I thought about this for a second and responded, “Really?”
She said, “Yeah.”
“Huh,” I said.
I opened the heavy sliding van door (this was 1979!) and guided my twin into a seat. Meanwhile, our parents loaded up the hockey nets, Thermoses of hot cocoa, and canoe cushions we used to sit on in the snow. On the 2 minute drive home, my sister stared straight ahead.
“Can you see yet?” I whispered.
“No,” she whispered back.
For some reason we had no inclination to tell our parents she had been blinded. Nor did we ever consider that this might be an actual medical emergency! We did not, in my family, go to the ER--ever.

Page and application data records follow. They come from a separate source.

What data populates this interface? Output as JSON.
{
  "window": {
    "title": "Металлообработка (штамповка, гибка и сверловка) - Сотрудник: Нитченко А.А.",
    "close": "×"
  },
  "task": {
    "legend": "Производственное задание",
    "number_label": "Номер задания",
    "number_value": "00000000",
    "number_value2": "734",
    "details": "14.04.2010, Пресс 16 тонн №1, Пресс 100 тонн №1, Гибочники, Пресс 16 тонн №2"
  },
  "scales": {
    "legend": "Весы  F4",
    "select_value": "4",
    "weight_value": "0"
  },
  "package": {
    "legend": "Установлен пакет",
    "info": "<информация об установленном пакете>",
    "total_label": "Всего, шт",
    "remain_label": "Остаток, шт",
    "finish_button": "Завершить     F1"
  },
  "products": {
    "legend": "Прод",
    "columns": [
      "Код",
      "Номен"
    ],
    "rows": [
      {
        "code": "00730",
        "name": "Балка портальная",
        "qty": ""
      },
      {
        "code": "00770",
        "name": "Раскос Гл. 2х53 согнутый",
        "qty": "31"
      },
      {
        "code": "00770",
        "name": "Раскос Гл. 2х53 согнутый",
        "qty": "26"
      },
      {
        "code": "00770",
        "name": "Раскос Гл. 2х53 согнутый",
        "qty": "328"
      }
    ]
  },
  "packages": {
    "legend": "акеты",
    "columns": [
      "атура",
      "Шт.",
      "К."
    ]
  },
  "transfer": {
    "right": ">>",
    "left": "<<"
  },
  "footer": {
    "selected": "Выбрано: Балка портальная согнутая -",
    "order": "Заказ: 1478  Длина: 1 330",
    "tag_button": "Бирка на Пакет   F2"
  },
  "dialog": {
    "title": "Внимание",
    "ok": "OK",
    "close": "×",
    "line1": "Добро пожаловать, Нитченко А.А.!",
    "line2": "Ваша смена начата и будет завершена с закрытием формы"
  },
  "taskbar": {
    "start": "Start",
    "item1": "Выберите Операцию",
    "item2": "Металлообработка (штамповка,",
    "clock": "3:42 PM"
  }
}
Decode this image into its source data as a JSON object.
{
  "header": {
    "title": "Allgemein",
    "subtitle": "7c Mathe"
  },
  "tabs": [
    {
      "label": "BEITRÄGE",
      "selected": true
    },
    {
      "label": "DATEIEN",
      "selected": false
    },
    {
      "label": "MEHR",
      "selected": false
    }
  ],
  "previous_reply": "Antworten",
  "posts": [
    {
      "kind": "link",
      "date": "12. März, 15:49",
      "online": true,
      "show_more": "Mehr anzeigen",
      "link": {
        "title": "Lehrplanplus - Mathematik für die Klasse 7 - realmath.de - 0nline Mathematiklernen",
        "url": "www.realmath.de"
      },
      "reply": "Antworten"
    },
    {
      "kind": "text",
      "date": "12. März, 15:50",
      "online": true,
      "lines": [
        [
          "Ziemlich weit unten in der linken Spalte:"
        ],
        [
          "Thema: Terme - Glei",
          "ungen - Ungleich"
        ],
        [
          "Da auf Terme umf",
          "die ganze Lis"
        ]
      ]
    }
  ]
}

Even when my dad cut his thigh open with a chainsaw, all he said was, "Tell your mother to bring me a towel." (The one and only ER visit of my childhood occurred when my mom sliced her Achilles tendon by kicking a trash bag with a broken wine glass in it, and even then, she only went because my aunt, who is a nurse, was there and made her.)
Now, when my sons play hockey, it takes them twenty minutes to put on everything from what they call their "nut protector" to their neck guard. (We also have to sign nine pages of waivers, including statements like "Parents will not drop objects over the glass onto the bench of the opposing team," before they can get on the ice.) I have to confess that by March, I find the whole hockey thing just a wee bit wearisome, and wish my kids were only playing on a pond across the street. But I am sure am grateful for the helmets.